The SSB of the National Academies of Sciences, Engineering, and Medicine will appoint an ad hoc committee to carry out a study that will describe how international and national planetary protection policy has been formulated and adopted and identify associated lessons to inform future policy development. Specifically, the committee will assess the current state of planetary protection policy development and the extent to which the current policy-making process is responsive to the present state of science, technology, and engineering, including biological science, as well as the exploration interests of state and nonstate actors. The committeeâ€™s review will lead to recommendations on how to assure the planetary protection policy process is supportive of future scientific and societal interests, and as well as spaceflight missions.
The committee should consider the following questions in carrying out its review:
- How has the planetary protection policy development process evolved over the course of lunar and planetary exploration? What approaches to planetary protection policy development were used in the Apollo and Viking eras of solar
system exploration and subsequent Mars exploration? What factors informed and drove those choices?
- What worthwhile lessons can policymakers take from the history of planetary protection policy development in looking toward future exploration and sample return missions?
- Who are the actors involved in the present-day planetary protection policy development process? What are the respective roles and responsibilities of international organizations, national organizations, and national space agencies (including agenciesâ€™ planetary protection officers), advisory committees, and others in the process?
- How does the current process take into account new scientific and technical knowledge?
- To what extent does the current process consider the interests of state and nonstate actors in exploring planetary environments, including obligations under Article VI of the OST?
- How does the current process reconcile uncertainties in knowledge, differences between scientific and other exploration interests, as well as potentially competing interests?
- What are the barriers, or challenges, that inhibit the process of effective planetary protection policy development?
- What scientific, technical, philosophical, and/or ethical assumptions and values about the importance of avoiding forward contamination of extraterrestrial planetary environments are prioritized in the current planetary protection policy development process?
- What scientific, technical, philosophical, and ethical assumptions and values about the importance of protecting Earth and its environment (“backward contamination”) are prioritized in the current planetary protection policy development process?
- How does the state of scientific understanding of planetary environments and their ability to harbor life inform the current planetary protection policy development process?

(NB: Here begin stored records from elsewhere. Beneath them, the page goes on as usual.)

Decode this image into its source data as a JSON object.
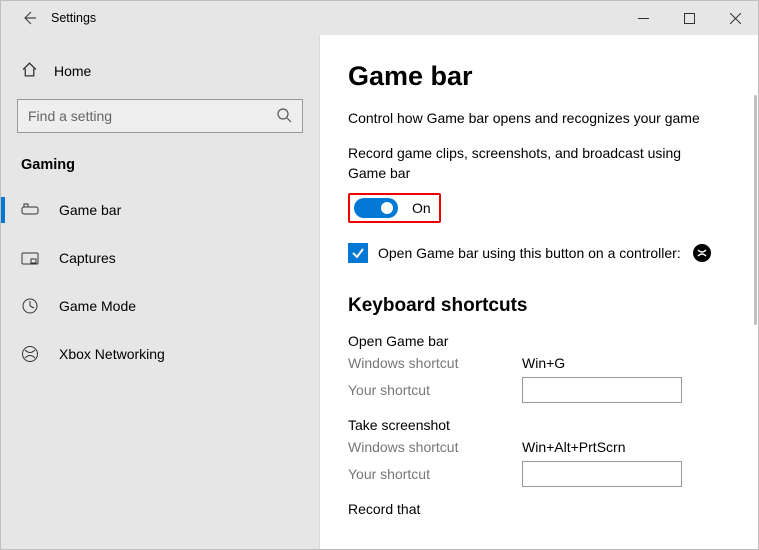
{
  "window": {
    "title": "Settings"
  },
  "sidebar": {
    "home": "Home",
    "search_placeholder": "Find a setting",
    "section": "Gaming",
    "items": [
      {
        "label": "Game bar",
        "icon": "gamebar",
        "active": true
      },
      {
        "label": "Captures",
        "icon": "captures",
        "active": false
      },
      {
        "label": "Game Mode",
        "icon": "gamemode",
        "active": false
      },
      {
        "label": "Xbox Networking",
        "icon": "xbox",
        "active": false
      }
    ]
  },
  "main": {
    "heading": "Game bar",
    "description": "Control how Game bar opens and recognizes your game",
    "record_label": "Record game clips, screenshots, and broadcast using Game bar",
    "toggle_state": "On",
    "controller_label": "Open Game bar using this button on a controller:",
    "shortcuts": {
      "heading": "Keyboard shortcuts",
      "windows_label": "Windows shortcut",
      "your_label": "Your shortcut",
      "groups": [
        {
          "title": "Open Game bar",
          "win": "Win+G",
          "your": ""
        },
        {
          "title": "Take screenshot",
          "win": "Win+Alt+PrtScrn",
          "your": ""
        },
        {
          "title": "Record that",
          "win": "",
          "your": ""
        }
      ]
    }
  }
}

What scientific knowledge or exploration interests are not taken into account?
- How does the current planetary protection policy development process balance interest in acquiring scientific knowledge of planetary environments to inform future scientific studies, exploration, and planetary protection policy choices with the interest in protecting those environments in the here-and-now?
Looking at both historical and contemporary approaches to planetary protection policy development, the committee should make recommendations about the future of planetary protection policy process development in relation to these questions:
- How could the planetary protection policy development process be made more adaptable to the evolving landscape of knowledge about and myriad interests in planetary environments?
- How can the regulatory environment in the U.S. Government evolve to keep pace with non-governmental spacefaring entities?
- How does a future process evaluate the state of the art and what technologies are required to ensure compliance with planetary protection policy for future missions?
- What risk assessment and/or quality control principles should be applied to ensure that a future process takes into account our understanding of the capabilities of Earth organisms and the potential for extraterrestrial life to be encountered by planetary missions?
A peer reviewed and approved report shall be delivered to NASA on or before December 31, 2017.